What you need to do: Set the data down again, exactly as it reads, but without the pictures.

App and web page records:
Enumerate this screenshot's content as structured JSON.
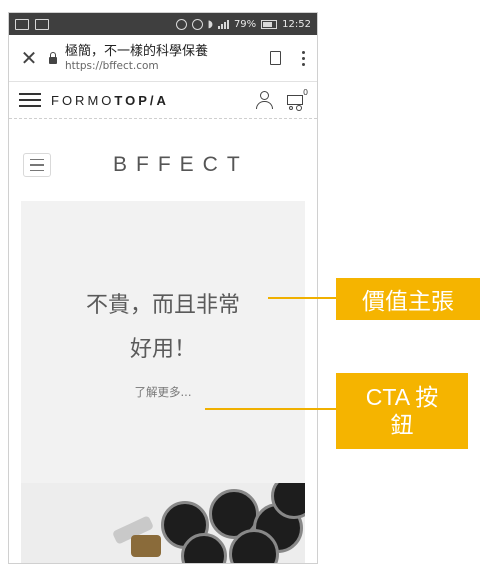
{
  "status_bar": {
    "battery": "79%",
    "time": "12:52"
  },
  "browser": {
    "page_title": "極簡，不一樣的科學保養",
    "url": "https://bffect.com",
    "close_glyph": "✕"
  },
  "site_header": {
    "logo_regular": "FORMO",
    "logo_bold": "TOP",
    "logo_slash": "/",
    "logo_end": "A",
    "cart_count": "0"
  },
  "brand": {
    "name": "BFFECT"
  },
  "hero": {
    "headline_line1": "不貴，而且非常",
    "headline_line2": "好用！",
    "cta_label": "了解更多..."
  },
  "annotations": {
    "value_prop_label": "價值主張",
    "cta_label_line1": "CTA 按",
    "cta_label_line2": "鈕",
    "color": "#f5b400"
  }
}
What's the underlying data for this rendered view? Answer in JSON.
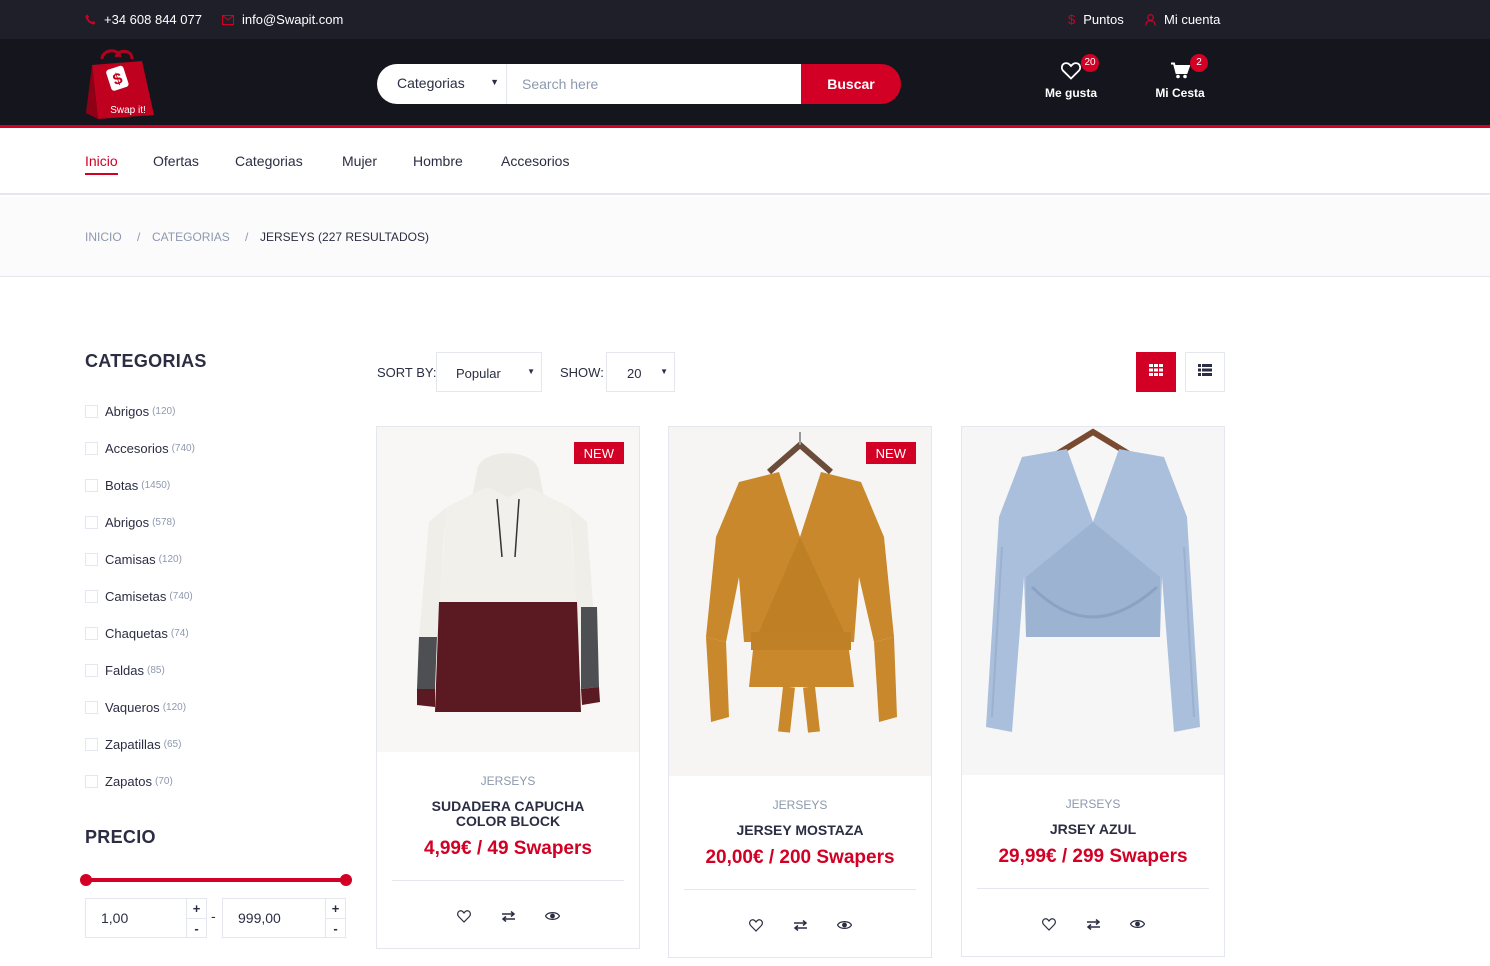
{
  "topbar": {
    "phone": "+34 608 844 077",
    "email": "info@Swapit.com",
    "points": "Puntos",
    "account": "Mi cuenta"
  },
  "header": {
    "logo_text": "Swap it!",
    "search_category": "Categorias",
    "search_placeholder": "Search here",
    "search_button": "Buscar",
    "wishlist_label": "Me gusta",
    "wishlist_count": "20",
    "cart_label": "Mi Cesta",
    "cart_count": "2"
  },
  "nav": [
    "Inicio",
    "Ofertas",
    "Categorias",
    "Mujer",
    "Hombre",
    "Accesorios"
  ],
  "breadcrumb": {
    "home": "Inicio",
    "category": "Categorias",
    "current": "JERSEYS (227 RESULTADOS)",
    "separator": "/"
  },
  "aside": {
    "categories_title": "CATEGORIAS",
    "categories": [
      {
        "label": "Abrigos",
        "count": "(120)"
      },
      {
        "label": "Accesorios",
        "count": "(740)"
      },
      {
        "label": "Botas",
        "count": "(1450)"
      },
      {
        "label": "Abrigos",
        "count": "(578)"
      },
      {
        "label": "Camisas",
        "count": "(120)"
      },
      {
        "label": "Camisetas",
        "count": "(740)"
      },
      {
        "label": "Chaquetas",
        "count": "(74)"
      },
      {
        "label": "Faldas",
        "count": "(85)"
      },
      {
        "label": "Vaqueros",
        "count": "(120)"
      },
      {
        "label": "Zapatillas",
        "count": "(65)"
      },
      {
        "label": "Zapatos",
        "count": "(70)"
      }
    ],
    "price_title": "PRECIO",
    "price_min": "1,00",
    "price_max": "999,00"
  },
  "store": {
    "sort_label": "SORT BY:",
    "sort_value": "Popular",
    "show_label": "SHOW:",
    "show_value": "20"
  },
  "products": [
    {
      "tag": "NEW",
      "category": "JERSEYS",
      "name": "SUDADERA CAPUCHA COLOR BLOCK",
      "price": "4,99€ / 49 Swapers"
    },
    {
      "tag": "NEW",
      "category": "JERSEYS",
      "name": "JERSEY MOSTAZA",
      "price": "20,00€ / 200 Swapers"
    },
    {
      "tag": "",
      "category": "JERSEYS",
      "name": "JRSEY AZUL",
      "price": "29,99€ / 299 Swapers"
    }
  ],
  "colors": {
    "accent": "#d10024",
    "dark": "#15161d",
    "topbar": "#1e1f29",
    "text": "#2b2d42",
    "muted": "#8d99ae"
  }
}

Reply to the task:
Enumerate this screenshot's content as structured JSON.
{
  "status_bar": {
    "battery": "79%",
    "time": "12:52"
  },
  "browser": {
    "page_title": "極簡，不一樣的科學保養",
    "url": "https://bffect.com",
    "close_glyph": "✕"
  },
  "site_header": {
    "logo_regular": "FORMO",
    "logo_bold": "TOP",
    "logo_slash": "/",
    "logo_end": "A",
    "cart_count": "0"
  },
  "brand": {
    "name": "BFFECT"
  },
  "hero": {
    "headline_line1": "不貴，而且非常",
    "headline_line2": "好用！",
    "cta_label": "了解更多..."
  },
  "annotations": {
    "value_prop_label": "價值主張",
    "cta_label_line1": "CTA 按",
    "cta_label_line2": "鈕",
    "color": "#f5b400"
  }
}
What's the underlying data for this rendered view? Answer in JSON.
{
  "topbar": {
    "phone": "+34 608 844 077",
    "email": "info@Swapit.com",
    "points": "Puntos",
    "account": "Mi cuenta"
  },
  "header": {
    "logo_text": "Swap it!",
    "search_category": "Categorias",
    "search_placeholder": "Search here",
    "search_button": "Buscar",
    "wishlist_label": "Me gusta",
    "wishlist_count": "20",
    "cart_label": "Mi Cesta",
    "cart_count": "2"
  },
  "nav": [
    "Inicio",
    "Ofertas",
    "Categorias",
    "Mujer",
    "Hombre",
    "Accesorios"
  ],
  "breadcrumb": {
    "home": "Inicio",
    "category": "Categorias",
    "current": "JERSEYS (227 RESULTADOS)",
    "separator": "/"
  },
  "aside": {
    "categories_title": "CATEGORIAS",
    "categories": [
      {
        "label": "Abrigos",
        "count": "(120)"
      },
      {
        "label": "Accesorios",
        "count": "(740)"
      },
      {
        "label": "Botas",
        "count": "(1450)"
      },
      {
        "label": "Abrigos",
        "count": "(578)"
      },
      {
        "label": "Camisas",
        "count": "(120)"
      },
      {
        "label": "Camisetas",
        "count": "(740)"
      },
      {
        "label": "Chaquetas",
        "count": "(74)"
      },
      {
        "label": "Faldas",
        "count": "(85)"
      },
      {
        "label": "Vaqueros",
        "count": "(120)"
      },
      {
        "label": "Zapatillas",
        "count": "(65)"
      },
      {
        "label": "Zapatos",
        "count": "(70)"
      }
    ],
    "price_title": "PRECIO",
    "price_min": "1,00",
    "price_max": "999,00"
  },
  "store": {
    "sort_label": "SORT BY:",
    "sort_value": "Popular",
    "show_label": "SHOW:",
    "show_value": "20"
  },
  "products": [
    {
      "tag": "NEW",
      "category": "JERSEYS",
      "name": "SUDADERA CAPUCHA COLOR BLOCK",
      "price": "4,99€ / 49 Swapers"
    },
    {
      "tag": "NEW",
      "category": "JERSEYS",
      "name": "JERSEY MOSTAZA",
      "price": "20,00€ / 200 Swapers"
    },
    {
      "tag": "",
      "category": "JERSEYS",
      "name": "JRSEY AZUL",
      "price": "29,99€ / 299 Swapers"
    }
  ],
  "colors": {
    "accent": "#d10024",
    "dark": "#15161d",
    "topbar": "#1e1f29",
    "text": "#2b2d42",
    "muted": "#8d99ae"
  }
}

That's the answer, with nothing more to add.